Local State Senator Lois Kolkhorst says the first two days of hearings into the state’s power grid failure has been marked by a “lack of candor and contrition”.
Kolkhorst says testimony from the Electric Reliably Council of Texas (ERCOT) and the Public Utility Commission (PUC), has left the senate committee, “with more questions than answers.”
She goes on to say, she was “personally appalled by the industry arrogance that brought Texas, a global energy leader, to a near statewide power blackout” and that “The Texas Senate will not rest until every question is answered and corrective action is taken to stabilize our power grid once and for all.”
Among the key takes from two days of hearings, according to Kolkhorst are:
--There was no plan of action, despite knowledge of the severity of the storm, five day before it struck.
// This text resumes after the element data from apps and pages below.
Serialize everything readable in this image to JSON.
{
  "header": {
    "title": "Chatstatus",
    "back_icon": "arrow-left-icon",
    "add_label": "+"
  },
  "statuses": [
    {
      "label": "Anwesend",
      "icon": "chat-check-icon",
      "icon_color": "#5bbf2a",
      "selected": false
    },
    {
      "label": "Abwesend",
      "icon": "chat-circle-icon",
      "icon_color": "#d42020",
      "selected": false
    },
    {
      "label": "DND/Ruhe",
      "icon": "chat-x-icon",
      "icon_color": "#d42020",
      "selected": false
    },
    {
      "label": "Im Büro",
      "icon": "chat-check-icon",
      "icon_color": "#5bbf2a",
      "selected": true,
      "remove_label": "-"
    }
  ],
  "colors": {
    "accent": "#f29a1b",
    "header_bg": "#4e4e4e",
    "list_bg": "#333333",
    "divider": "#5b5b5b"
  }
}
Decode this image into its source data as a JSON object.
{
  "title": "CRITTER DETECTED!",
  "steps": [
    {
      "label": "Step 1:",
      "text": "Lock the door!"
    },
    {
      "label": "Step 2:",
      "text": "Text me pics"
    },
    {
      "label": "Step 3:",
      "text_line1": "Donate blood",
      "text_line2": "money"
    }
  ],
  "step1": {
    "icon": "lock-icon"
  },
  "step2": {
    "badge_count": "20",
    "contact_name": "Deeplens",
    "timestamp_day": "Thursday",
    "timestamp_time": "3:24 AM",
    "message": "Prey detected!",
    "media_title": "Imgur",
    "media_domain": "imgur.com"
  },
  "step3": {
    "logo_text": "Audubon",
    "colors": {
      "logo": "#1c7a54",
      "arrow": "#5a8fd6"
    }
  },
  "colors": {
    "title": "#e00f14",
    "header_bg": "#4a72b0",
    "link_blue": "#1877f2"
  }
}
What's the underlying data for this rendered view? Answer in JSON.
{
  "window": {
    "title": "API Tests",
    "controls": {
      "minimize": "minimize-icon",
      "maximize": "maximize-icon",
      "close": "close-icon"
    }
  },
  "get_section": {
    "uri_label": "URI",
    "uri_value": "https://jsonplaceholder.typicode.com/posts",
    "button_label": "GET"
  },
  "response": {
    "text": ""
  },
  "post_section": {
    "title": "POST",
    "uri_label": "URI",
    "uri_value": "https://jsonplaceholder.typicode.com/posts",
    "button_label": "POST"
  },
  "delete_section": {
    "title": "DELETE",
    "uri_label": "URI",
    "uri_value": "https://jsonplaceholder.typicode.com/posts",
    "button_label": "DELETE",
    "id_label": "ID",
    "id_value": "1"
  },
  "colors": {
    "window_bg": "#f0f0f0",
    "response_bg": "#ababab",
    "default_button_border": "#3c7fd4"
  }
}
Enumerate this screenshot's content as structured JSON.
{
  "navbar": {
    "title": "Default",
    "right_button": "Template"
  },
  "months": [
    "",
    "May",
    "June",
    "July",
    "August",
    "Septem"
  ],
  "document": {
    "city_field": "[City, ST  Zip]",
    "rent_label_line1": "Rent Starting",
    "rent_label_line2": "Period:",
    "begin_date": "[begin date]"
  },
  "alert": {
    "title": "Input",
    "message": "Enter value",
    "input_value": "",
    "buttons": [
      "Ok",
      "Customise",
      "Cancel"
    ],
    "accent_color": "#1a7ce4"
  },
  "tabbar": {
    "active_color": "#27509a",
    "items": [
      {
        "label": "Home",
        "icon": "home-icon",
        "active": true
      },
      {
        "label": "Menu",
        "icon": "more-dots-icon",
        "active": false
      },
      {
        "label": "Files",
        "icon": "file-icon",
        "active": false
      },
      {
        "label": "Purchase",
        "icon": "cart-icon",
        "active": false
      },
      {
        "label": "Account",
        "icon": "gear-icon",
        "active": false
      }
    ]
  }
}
--ERCOT had now way to communicate warnings to the public.
--Power generators saw the price for electricity spike during the crisis from under $100 per MWHr to the limit allowed by Th PUC of $9000 per MWHr.
Kolkhorst added that the consensus is that ‘changes will be made’.
Senator Kolkhorst’s complete statement:
Yesterday and today, the Texas Senate began its investigation into last week’s Arctic blast and devastating power grid failure. While we heard from their testimony varied from the opaque to the truly tone deaf. The lack of candor and contrition from “industry experts” has only left all of us with more questions than answers.
Key findings from the Thursday marathon hearing included:
- Meteorologists knew the storm was going to be a "pipe-bursting" winter event 5 days before Monday February 15th, but questions remain as to why there was no organized action plan to prepare our state for potentially deadly disruptions.
- ERCOT had no way to quickly communicate with the public to warn of the oncoming emergency, unlike how we are alerted to an amber alert or hurricane warning.
-Power generators saw the price for their product spike during the crisis from under $100 per MWHr to the limit allowed by Th PUC of $9000 per MWHr.
- Most customers' rates will not appear on their next bill as a result of the competitive market. Rates for customers in co-ops are set by the board and municipally owned utilities are set by the city council. Most customers in the Competitive Electric Market are on set rate plans.
- The PUC Chair said that while she has the power to dissolve ERCOT under the Texas Utilities Code, the PUC doesn't have control over the day to day activities of ERCOT. Alternatively the ERCOT CEO explained during the same day of testimony that the PUC does indeed have direct oversight of ERCOT.
- The PUC voted to raise wholesale prices to $9 a kilowatt hour on the wholesale market because they believed that the grid would fail without the price hike to bring generators into the “market” during the Arctic freeze.
With dozens of Texans dead, and property damages climbing into the billions of dollars, those at fault must be held accountable. This was an avoidable catastrophe that our state is only now beginning to unravel. Our entire state utility system must be reviewed and reformed to guarantee what happened last week never transpires again. Every aspect of the electrical market needs to be on the table, especially our state’s need to encourage new generation. We must also take a hard look at the aggressive push into wind and solar generation— an effort often funded with tax abatements that I have opposed for years.
These are complex issues to examine and address, whether it’s the unreliable nature of renewables, the flawed ERCOT model that serves more as a trading platform than an empowered grid protector, or the specter of price gauging during a life-threatening disaster. We are long past the time for more studies or mission statements.
The Texas Legislature must take bold action to correct the multiple power system failures seen last week. To that point, this past Monday I took my first action and authored SB 680 which clarifies that electricity is a necessity during a declared disaster. Simple and obvious to anyone who has endured a tornado or hurricane, this legislation makes clear that just as outrageous spikes in the cost of water or gasoline after a hurricane are outlawed, the same predatory behavior is prohibited for electricity.
As your friend, neighbor and state senator, I am personally appalled by the industry arrogance that brought Texas, a global energy leader, to a near statewide power blackout. The Texas Senate will not rest until every question is answered and corrective action is taken to stabilize our power grid once and for all. There is consensus that change will be made.
I am done with cursing the darkness, now is the time to shine a light in every corner of this state’s electrical industry. Texans deserve straight answers and bold solutions. We should accept nothing less.